But candidate Stu Sherman, an attorney, doesn’t seem inclined to support it.
Responding to a question about privately-owned public spaces (POPS), which often allow developers to build more in exchange for providing open space, Sherman said “if there’s an opportunity to get green space through a POPS, I’m not adverse to it, but I am reluctant to let developers use that as leverage to get their developments done.”
“I think we’re seeing that right now with Two Trees on River Street,” he continued, “in which they presented a giant, luxury development as a parks plan, as opposed to what it really is.”
“We need to be taking control over our public spaces and building publicly-accessible, public parks and not letting developers leverage that and then break their promises with us,” Sherman said.
Some candidates criticize public-private partnerships…
Several other candidates expressed ambivalence about the role of private funding in parks development.
Victoria Cambranes had harsher words for public-private partnerships, which she said “are used for greenwashing and for building giant towers” and make use of “tenets of architectural intimidation which I believe are extremely racist.”
But immediately after that statement, when explaining “how we’re going to find $100 million for Bushwick Inlet Park,” she cited Brooklyn Bridge Park as a “very successful” model, even though that park was itself created and run by a public-private partnership funded through the development of nearby real estate.
“While I believe that the end result of Brooklyn Bridge Park, in terms of its resiliency, is an excellent example of how we should be doing a resiliency design up here in Greenpoint, I believe the funding model for how it was created is the wrong model,” Cambranes said, confusingly. “It should be part of our capital appropriations budget.”
….while others embrace them
Candidate April Somboun, a communications strategist, was perhaps the most amenable to public-private partnerships.
“It’s imperative that we leverage philanthropic, nonprofit, and private resources to help us fund the parks department,” she wrote in her questionnaire.
Among other ideas, she proposed selling park naming rights to corporations for an annual fee, and suggested a matching funds program for individual New Yorkers to help fund green spaces.
“Wouldn’t be cool if we got the people, the residents of New York City, to pitch in a dollar, two dollars, and it’s matched by the city every single time toward the parks?” Somboun suggested at the forum. “I think that we have to think differently if capital money isn’t coming in.”
Not all attendees agreed.

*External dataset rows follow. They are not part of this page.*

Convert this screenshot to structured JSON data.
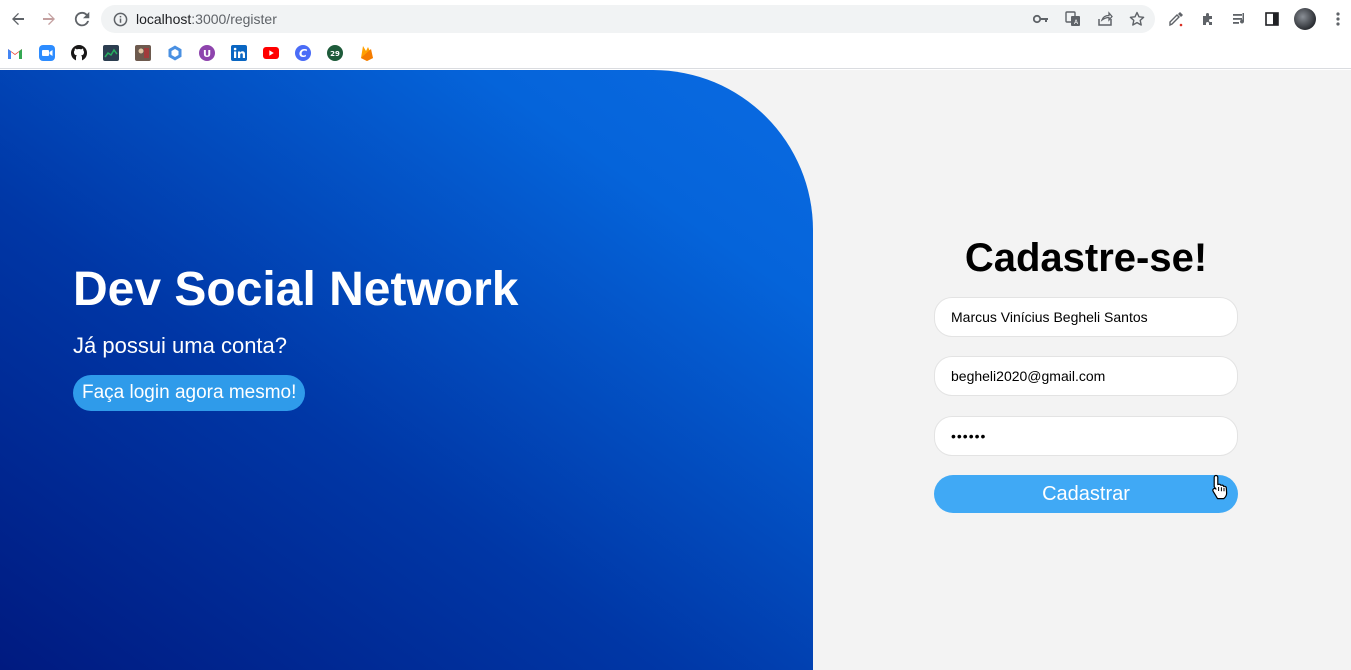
{
  "browser": {
    "url_host": "localhost",
    "url_path": ":3000/register",
    "bookmarks": [
      "gmail-icon",
      "zoom-icon",
      "github-icon",
      "chart-icon",
      "photo-icon",
      "hexagon-icon",
      "u-icon",
      "linkedin-icon",
      "youtube-icon",
      "c-icon",
      "badge-29-icon",
      "firebase-icon"
    ],
    "badge_29": "29"
  },
  "hero": {
    "title": "Dev Social Network",
    "subtitle": "Já possui uma conta?",
    "login_link": "Faça login agora mesmo!"
  },
  "form": {
    "title": "Cadastre-se!",
    "name_value": "Marcus Vinícius Begheli Santos",
    "email_value": "begheli2020@gmail.com",
    "password_value": "••••••",
    "submit_label": "Cadastrar"
  },
  "colors": {
    "hero_gradient_start": "#001a80",
    "hero_gradient_end": "#0a6be2",
    "login_button": "#2f9bea",
    "submit_button": "#40a9f5",
    "page_background": "#f3f3f3"
  }
}
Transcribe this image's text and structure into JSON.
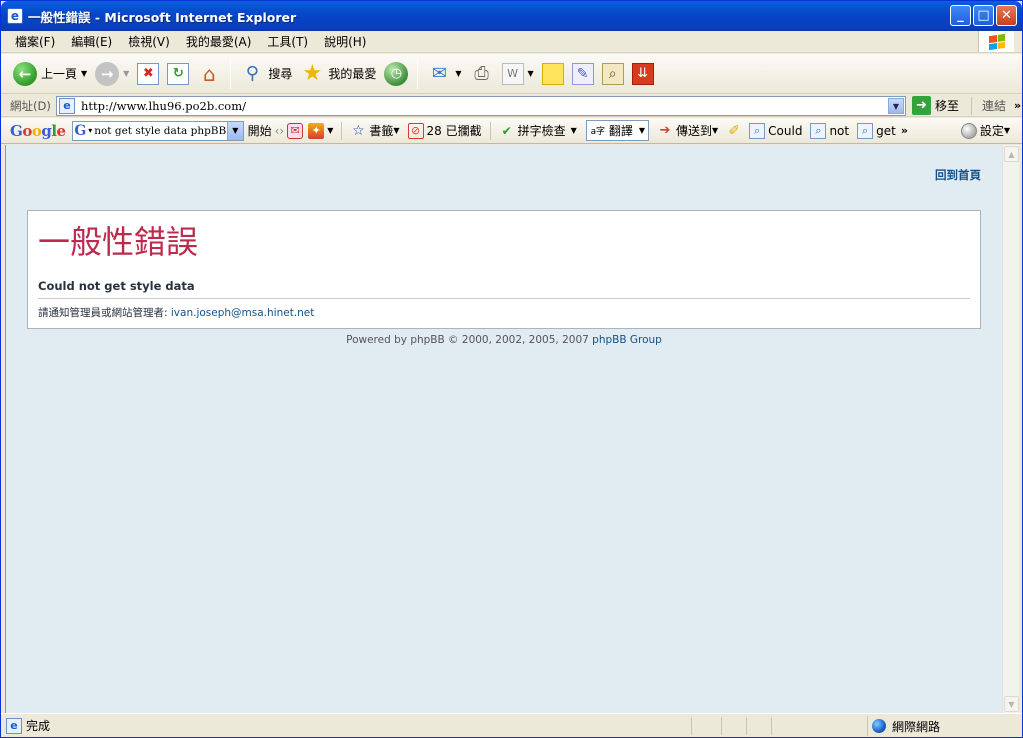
{
  "window": {
    "title": "一般性錯誤 - Microsoft Internet Explorer"
  },
  "menu": [
    "檔案(F)",
    "編輯(E)",
    "檢視(V)",
    "我的最愛(A)",
    "工具(T)",
    "說明(H)"
  ],
  "toolbar": {
    "back_label": "上一頁",
    "search_label": "搜尋",
    "favorites_label": "我的最愛"
  },
  "address": {
    "label": "網址(D)",
    "url": "http://www.lhu96.po2b.com/",
    "go_label": "移至",
    "links_label": "連結"
  },
  "google_toolbar": {
    "logo": "Google",
    "search_text": "not get style data  phpBB",
    "search_button": "開始",
    "bookmarks_label": "書籤",
    "blocked_label": "28 已攔截",
    "spellcheck_label": "拼字檢查",
    "translate_label": "翻譯",
    "sendto_label": "傳送到",
    "word1": "Could",
    "word2": "not",
    "word3": "get",
    "settings_label": "設定"
  },
  "page": {
    "home_link": "回到首頁",
    "error_title": "一般性錯誤",
    "error_message": "Could not get style data",
    "notice_prefix": "請通知管理員或網站管理者:",
    "notice_email": "ivan.joseph@msa.hinet.net",
    "footer_prefix": "Powered by phpBB © 2000, 2002, 2005, 2007",
    "footer_group": "phpBB Group"
  },
  "status": {
    "text": "完成",
    "zone": "網際網路"
  },
  "colors": {
    "content_bg": "#e1ebf2",
    "error_title": "#bc2a4d",
    "link": "#105289"
  }
}
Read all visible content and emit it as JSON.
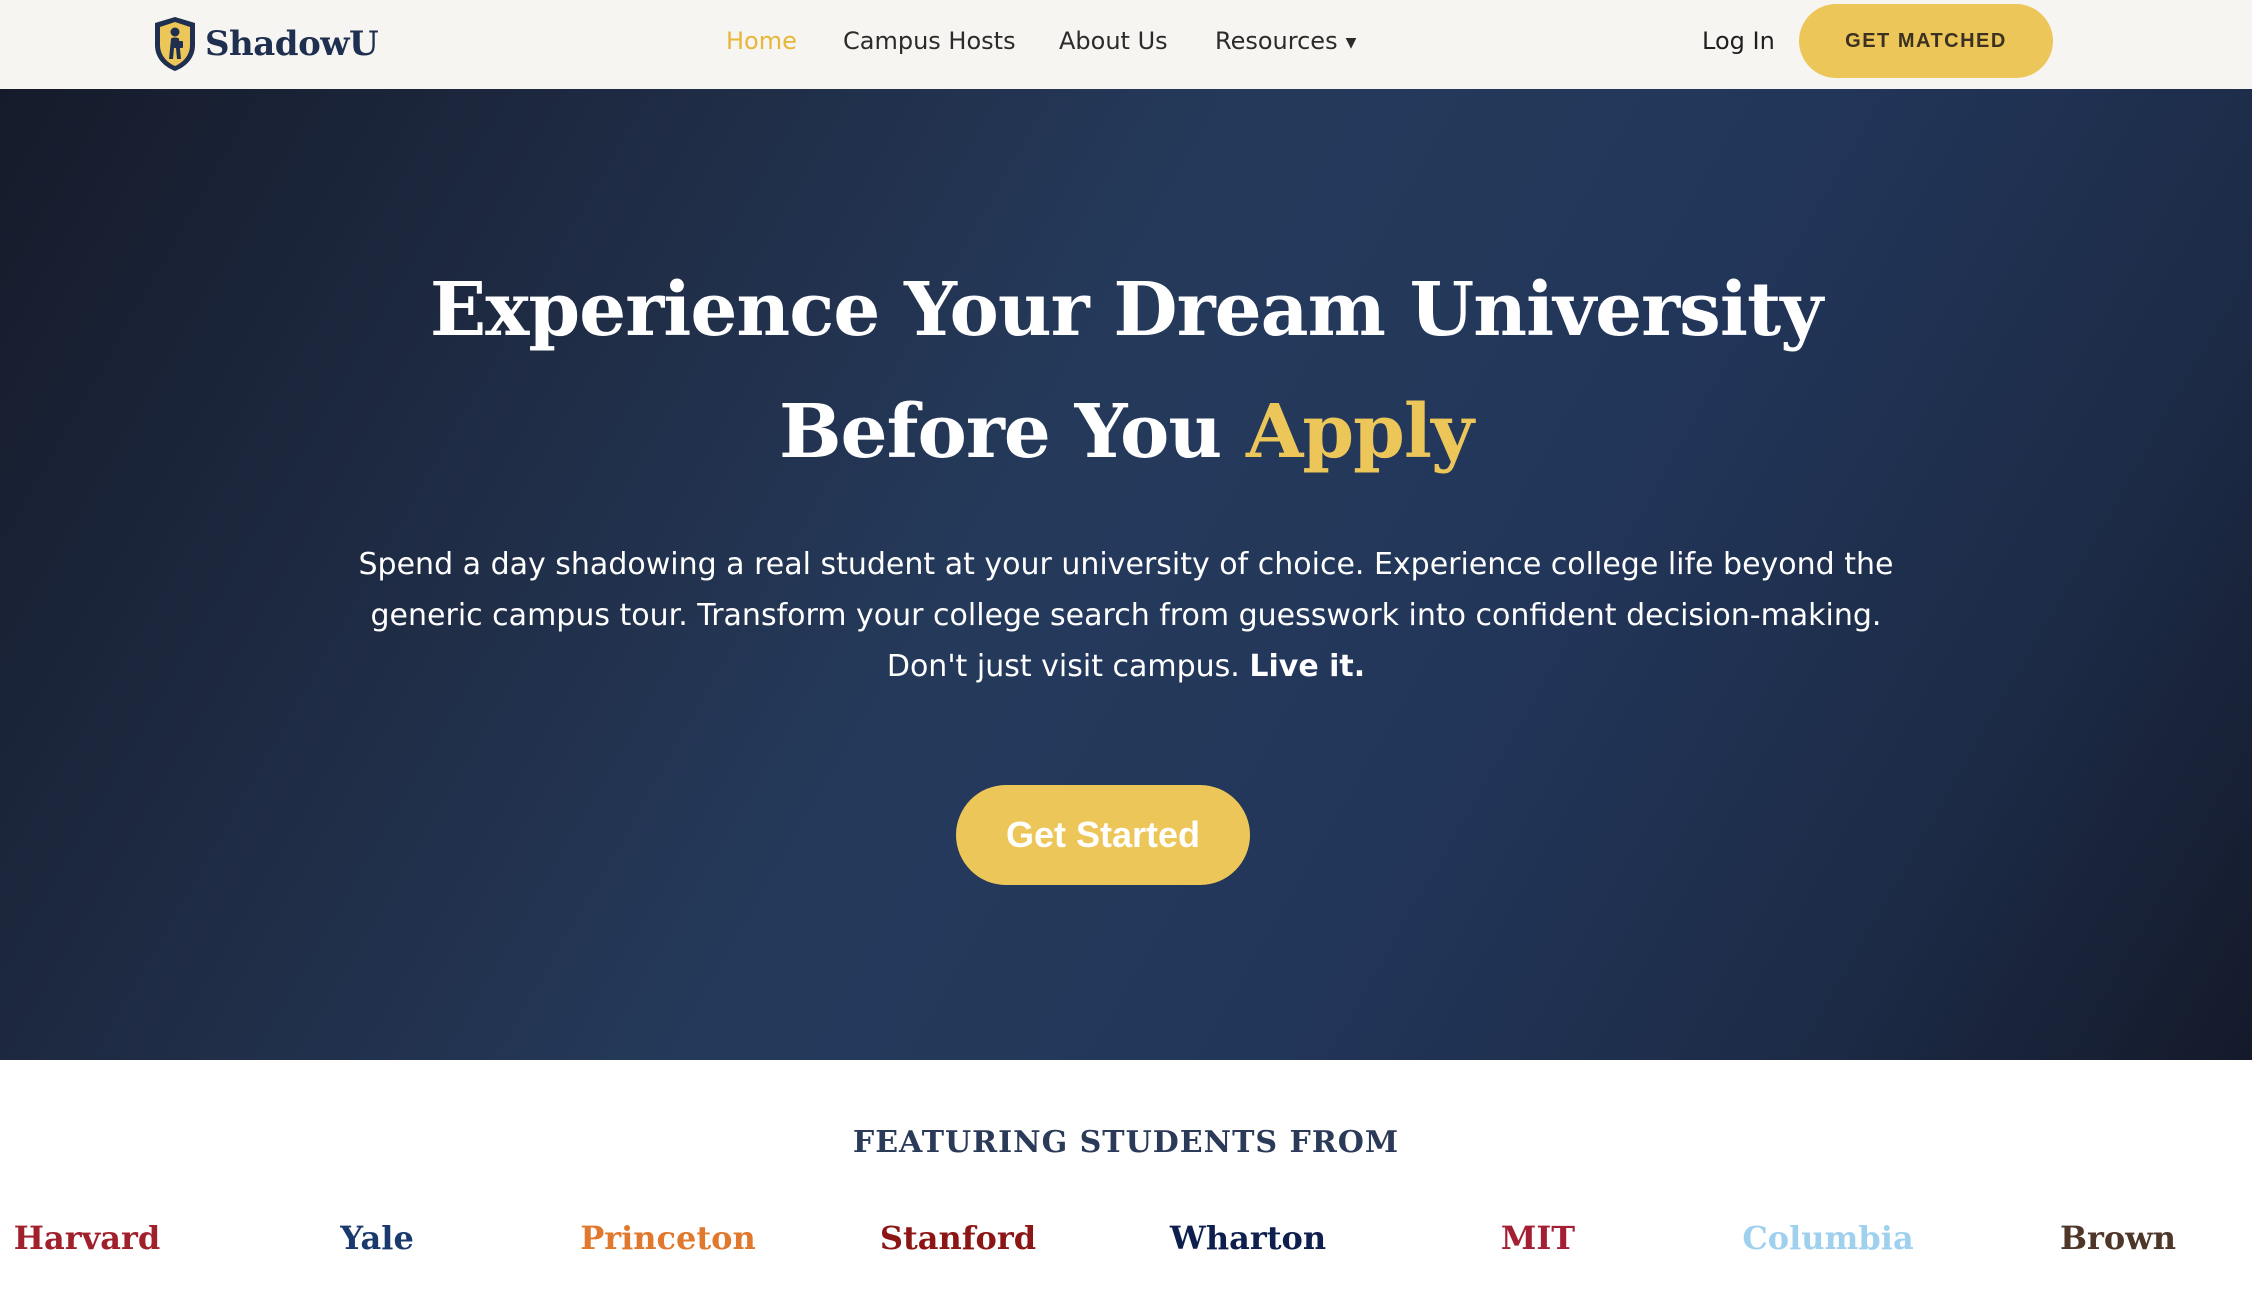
{
  "brand": {
    "name": "ShadowU"
  },
  "nav": {
    "items": [
      {
        "label": "Home",
        "active": true
      },
      {
        "label": "Campus Hosts",
        "active": false
      },
      {
        "label": "About Us",
        "active": false
      },
      {
        "label": "Resources",
        "active": false,
        "dropdown": true
      }
    ],
    "login_label": "Log In",
    "cta_label": "GET MATCHED"
  },
  "hero": {
    "title_line1": "Experience Your Dream University",
    "title_line2_plain": "Before You",
    "title_line2_accent": "Apply",
    "description": "Spend a day shadowing a real student at your university of choice. Experience college life beyond the generic campus tour. Transform your college search from guesswork into confident decision-making. Don't just visit campus.",
    "description_emphasis": "Live it.",
    "button_label": "Get Started"
  },
  "featuring": {
    "title": "FEATURING STUDENTS FROM",
    "universities": [
      {
        "name": "Harvard",
        "color": "#a0202c"
      },
      {
        "name": "Yale",
        "color": "#1a3a6e"
      },
      {
        "name": "Princeton",
        "color": "#e0792e"
      },
      {
        "name": "Stanford",
        "color": "#8c1515"
      },
      {
        "name": "Wharton",
        "color": "#0f1f4d"
      },
      {
        "name": "MIT",
        "color": "#a31f34"
      },
      {
        "name": "Columbia",
        "color": "#9fd0ee"
      },
      {
        "name": "Brown",
        "color": "#4e3629"
      }
    ]
  },
  "colors": {
    "accent": "#edc65a",
    "header_bg": "#f7f5f1",
    "hero_dark": "#1f2c45"
  },
  "icons": {
    "logo": "shield-student-icon",
    "resources_caret": "caret-down-icon"
  }
}
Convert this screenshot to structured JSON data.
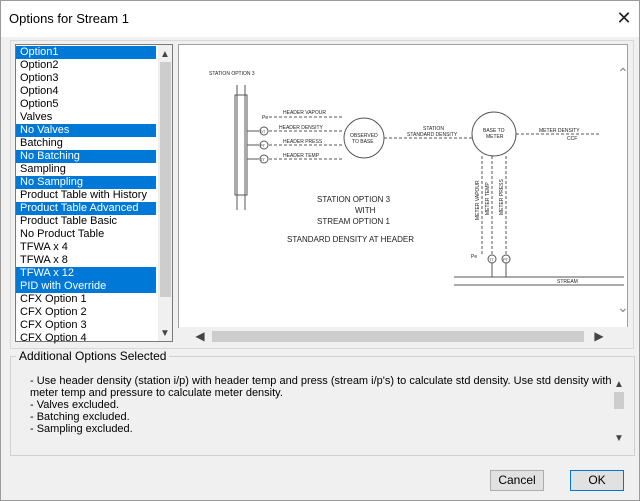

“This community has been fighting and working for these open spaces for decades,” wrote resident Kevin LaCherra in the chat. “I absolutely don’t think it would be cool to ask those same people to donate money back to have it matched by the city. Tax the rich.”